Negative feedback is simply information that tells someone they have done something that had a negative impact on other people/the business/ results, and that the behavior should be stopped or reduced. Constructive feedback ensures that in addition to understanding what behavior has had a negative impact, the person also now knows a better way to handle the situation in the future. Ensure that in your feedback conversations you use constructive feedback over negative feedback whenever possible.
4. Make the actual feedback conversation count.
a. Be specific.
Every feedback tip, trick or tool out there will tell you to be specific about the feedback you’re about to provide. But how do you know whether you’re being specific enough to be effective?
One way to ensure the right level of specificity is to think about what exactly you observed that person doing that gave you the impression this person needed feedback. If you were to capture this moment on video, what exactly did you see? How can you describe that moment? Don’t be tempted to interpret the observation through personal emotions, guesses about context, or by using labels that describe what you think happened. Be as objective as possible in describing what you’ve seen or heard.
b. Describe the Impact.
Often the person you are giving feedback to isn’t clear about the broader impact of their actions, and why that matters in the big picture. Helping them understand the impact their behavior had on you, on others, and on results or the organization paves the way for a deeper conversation about the necessary change.
c. Understand their perspective.

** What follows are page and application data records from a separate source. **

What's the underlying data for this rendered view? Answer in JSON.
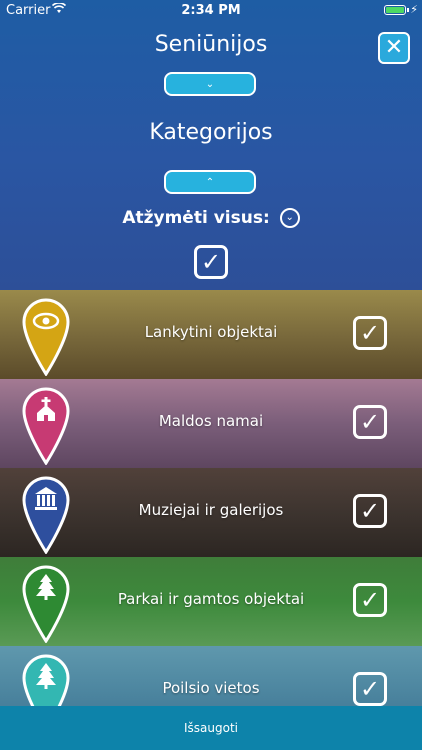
{
  "status_bar": {
    "carrier": "Carrier",
    "time": "2:34 PM",
    "battery_level": 1.0
  },
  "header": {
    "seniunijos_title": "Seniūnijos",
    "seniunijos_toggle": "⌄",
    "kategorijos_title": "Kategorijos",
    "kategorijos_toggle": "⌃",
    "close_icon": "close-icon",
    "select_all_label": "Atžymėti visus:",
    "select_all_chevron": "⌄",
    "select_all_checked": "✓"
  },
  "categories": [
    {
      "label": "Lankytini objektai",
      "icon": "eye-icon",
      "pin_color": "#d4a514",
      "checked": "✓"
    },
    {
      "label": "Maldos namai",
      "icon": "church-icon",
      "pin_color": "#c73a73",
      "checked": "✓"
    },
    {
      "label": "Muziejai ir galerijos",
      "icon": "museum-icon",
      "pin_color": "#2e4f9e",
      "checked": "✓"
    },
    {
      "label": "Parkai ir gamtos objektai",
      "icon": "tree-icon",
      "pin_color": "#2e8a33",
      "checked": "✓"
    },
    {
      "label": "Poilsio vietos",
      "icon": "tree-icon",
      "pin_color": "#33b7b2",
      "checked": "✓"
    }
  ],
  "footer": {
    "save_label": "Išsaugoti"
  }
}
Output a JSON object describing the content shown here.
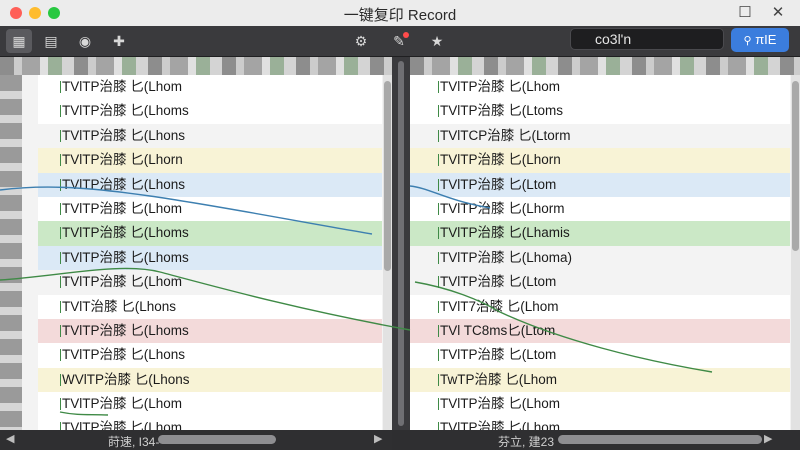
{
  "window": {
    "title": "一键复印 Record"
  },
  "toolbar": {
    "tools": [
      "layout-icon",
      "save-icon",
      "camera-icon",
      "crop-move-icon"
    ],
    "center_tools": [
      "gear-icon",
      "pen-badge-icon",
      "star-icon"
    ]
  },
  "search": {
    "value": "co3l'n",
    "button_label": "πIE"
  },
  "left_pane": {
    "rows": [
      {
        "label": "TVlTP治膝 匕(Lhom",
        "style": "alt"
      },
      {
        "label": "TVlTP治膝 匕(Lhoms",
        "style": "alt"
      },
      {
        "label": "TVlTP治膝 匕(Lhons",
        "style": "plain"
      },
      {
        "label": "TVlTP治膝 匕(Lhorn",
        "style": "yellow"
      },
      {
        "label": "TVlTP治膝 匕(Lhons",
        "style": "blue"
      },
      {
        "label": "TVlTP治膝 匕(Lhom",
        "style": "alt"
      },
      {
        "label": "TVlTP治膝 匕(Lhoms",
        "style": "green"
      },
      {
        "label": "TVlTP治膝 匕(Lhoms",
        "style": "blue"
      },
      {
        "label": "TVlTP治膝 匕(Lhom",
        "style": "plain"
      },
      {
        "label": "TVlT治膝 匕(Lhons",
        "style": "alt"
      },
      {
        "label": "TVlTP治膝 匕(Lhoms",
        "style": "pink"
      },
      {
        "label": "TVlTP治膝 匕(Lhons",
        "style": "alt"
      },
      {
        "label": "WVlTP治膝 匕(Lhons",
        "style": "yellow"
      },
      {
        "label": "TVlTP治膝 匕(Lhom",
        "style": "alt"
      },
      {
        "label": "TVlTP治膝 匕(Lhom",
        "style": "alt"
      }
    ],
    "status_label": "莳速, I34-"
  },
  "right_pane": {
    "rows": [
      {
        "label": "TVlTP治膝 匕(Lhom",
        "style": "alt"
      },
      {
        "label": "TVlTP治膝 匕(Ltoms",
        "style": "alt"
      },
      {
        "label": "TVlTCP治膝 匕(Ltorm",
        "style": "plain"
      },
      {
        "label": "TVlTP治膝 匕(Lhorn",
        "style": "yellow"
      },
      {
        "label": "TVlTP治膝 匕(Ltom",
        "style": "blue"
      },
      {
        "label": "TVlTP治膝 匕(Lhorm",
        "style": "alt"
      },
      {
        "label": "TVlTP治膝 匕(Lhamis",
        "style": "green"
      },
      {
        "label": "TVlTP治膝 匕(Lhoma)",
        "style": "plain"
      },
      {
        "label": "TVlTP治膝 匕(Ltom",
        "style": "plain"
      },
      {
        "label": "TVlT7治膝 匕(Lhom",
        "style": "alt"
      },
      {
        "label": "TVl TC8ms匕(Ltom",
        "style": "pink"
      },
      {
        "label": "TVlTP治膝 匕(Ltom",
        "style": "alt"
      },
      {
        "label": "TwTP治膝 匕(Lhom",
        "style": "yellow"
      },
      {
        "label": "TVlTP治膝 匕(Lhom",
        "style": "alt"
      },
      {
        "label": "TVlTP治膝 匕(Lhom",
        "style": "alt"
      }
    ],
    "status_label": "芬立, 建23"
  },
  "colors": {
    "accent": "#3b7ddd",
    "green_line": "#3f8a46",
    "blue_line": "#3d7fb0"
  }
}
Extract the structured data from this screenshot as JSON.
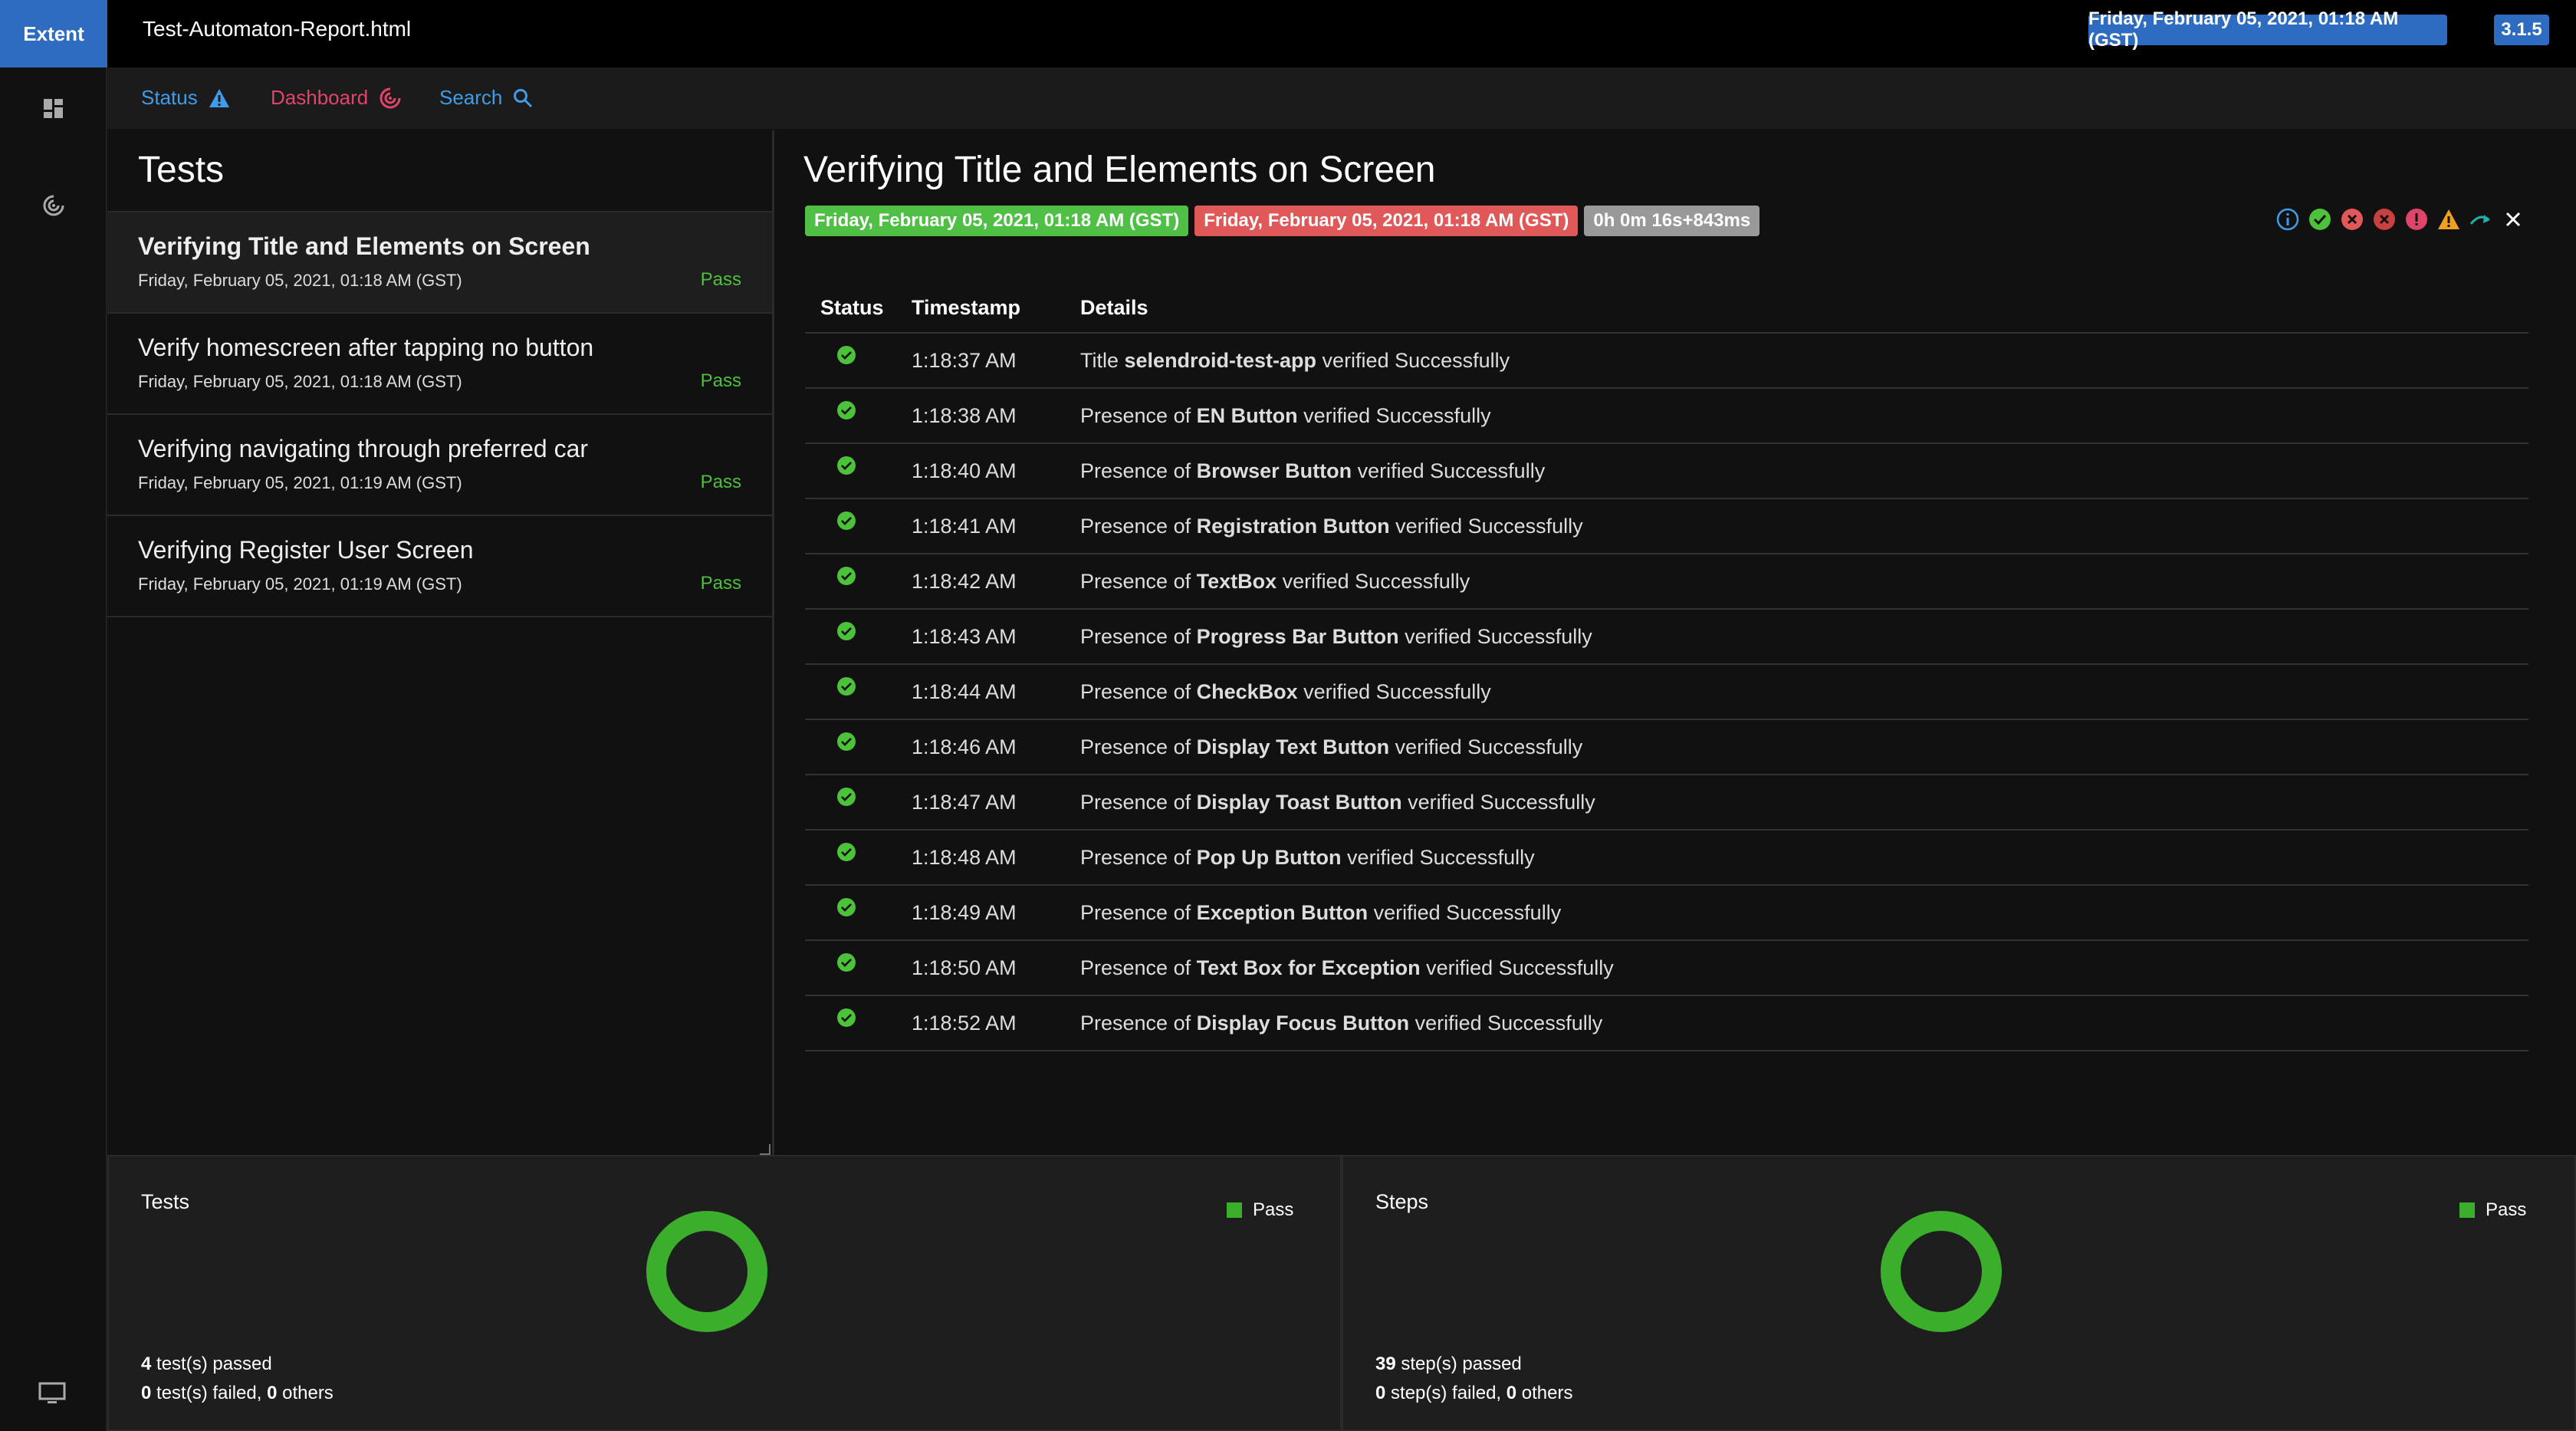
{
  "app": {
    "brand": "Extent",
    "report_name": "Test-Automaton-Report.html",
    "report_date": "Friday, February 05, 2021, 01:18 AM (GST)",
    "version": "3.1.5"
  },
  "sidebar": {
    "icons": [
      "dashboard-icon",
      "target-icon",
      "monitor-icon"
    ]
  },
  "subnav": {
    "status_label": "Status",
    "dashboard_label": "Dashboard",
    "search_label": "Search"
  },
  "tests_panel": {
    "title": "Tests",
    "items": [
      {
        "name": "Verifying Title and Elements on Screen",
        "time": "Friday, February 05, 2021, 01:18 AM (GST)",
        "status": "Pass"
      },
      {
        "name": "Verify homescreen after tapping no button",
        "time": "Friday, February 05, 2021, 01:18 AM (GST)",
        "status": "Pass"
      },
      {
        "name": "Verifying navigating through preferred car",
        "time": "Friday, February 05, 2021, 01:19 AM (GST)",
        "status": "Pass"
      },
      {
        "name": "Verifying Register User Screen",
        "time": "Friday, February 05, 2021, 01:19 AM (GST)",
        "status": "Pass"
      }
    ]
  },
  "detail": {
    "title": "Verifying Title and Elements on Screen",
    "start": "Friday, February 05, 2021, 01:18 AM (GST)",
    "end": "Friday, February 05, 2021, 01:18 AM (GST)",
    "duration": "0h 0m 16s+843ms",
    "filters": [
      "info-icon",
      "pass-icon",
      "fail-icon",
      "fatal-icon",
      "error-icon",
      "warning-icon",
      "skip-icon",
      "clear-icon"
    ],
    "columns": {
      "status": "Status",
      "timestamp": "Timestamp",
      "details": "Details"
    },
    "steps": [
      {
        "time": "1:18:37 AM",
        "pre": "Title ",
        "bold": "selendroid-test-app",
        "post": " verified Successfully"
      },
      {
        "time": "1:18:38 AM",
        "pre": "Presence of ",
        "bold": "EN Button",
        "post": " verified Successfully"
      },
      {
        "time": "1:18:40 AM",
        "pre": "Presence of ",
        "bold": "Browser Button",
        "post": " verified Successfully"
      },
      {
        "time": "1:18:41 AM",
        "pre": "Presence of ",
        "bold": "Registration Button",
        "post": " verified Successfully"
      },
      {
        "time": "1:18:42 AM",
        "pre": "Presence of ",
        "bold": "TextBox",
        "post": " verified Successfully"
      },
      {
        "time": "1:18:43 AM",
        "pre": "Presence of ",
        "bold": "Progress Bar Button",
        "post": " verified Successfully"
      },
      {
        "time": "1:18:44 AM",
        "pre": "Presence of ",
        "bold": "CheckBox",
        "post": " verified Successfully"
      },
      {
        "time": "1:18:46 AM",
        "pre": "Presence of ",
        "bold": "Display Text Button",
        "post": " verified Successfully"
      },
      {
        "time": "1:18:47 AM",
        "pre": "Presence of ",
        "bold": "Display Toast Button",
        "post": " verified Successfully"
      },
      {
        "time": "1:18:48 AM",
        "pre": "Presence of ",
        "bold": "Pop Up Button",
        "post": " verified Successfully"
      },
      {
        "time": "1:18:49 AM",
        "pre": "Presence of ",
        "bold": "Exception Button",
        "post": " verified Successfully"
      },
      {
        "time": "1:18:50 AM",
        "pre": "Presence of ",
        "bold": "Text Box for Exception",
        "post": " verified Successfully"
      },
      {
        "time": "1:18:52 AM",
        "pre": "Presence of ",
        "bold": "Display Focus Button",
        "post": " verified Successfully"
      }
    ]
  },
  "summary": {
    "tests": {
      "title": "Tests",
      "legend": "Pass",
      "passed": "4",
      "passed_text": " test(s) passed",
      "failed": "0",
      "failed_text": " test(s) failed, ",
      "others": "0",
      "others_text": " others"
    },
    "steps": {
      "title": "Steps",
      "legend": "Pass",
      "passed": "39",
      "passed_text": " step(s) passed",
      "failed": "0",
      "failed_text": " step(s) failed, ",
      "others": "0",
      "others_text": " others"
    }
  },
  "colors": {
    "accent": "#2d6cc0",
    "pass": "#4cc13a",
    "fail": "#e05858",
    "dashboard": "#e0446a"
  }
}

Just because you want to or have to give feedback doesn’t mean you’re right and the other person is wrong. Be sure to ask questions to help you understand why the person did or said what they did. It probably made sense to them at the time, so find out why. While you ask the context questions, make sure to listen with an open mind (rather than with an intention to reply).
d. Ensure it’s a dialogue.
An effective feedback conversation ensures that both people get a chance to contribute to the conversation and make their points. Why? The more you talk and tell, the less ownership the other person will take in making any kind of change.
e. Focus on what to do next.
At the end of every effective feedback conversation is a commitment to action (the ‘now what’ part of the conversation). Actions can include continuation of what’s been working well, and/or an agreement to stop or do less of something and replace it with a more productive behavior.
Make sure you continue the dialogue-driven conversation at this part of the feedback session. If you’re just telling the person what to do differently, without verifying alignment and commitment, you’re setting yourself up for a failed feedback conversation.
Evaluate your feedback delivery skills by downloading our Feedback Effectiveness Checklist. Click below to download your copy now.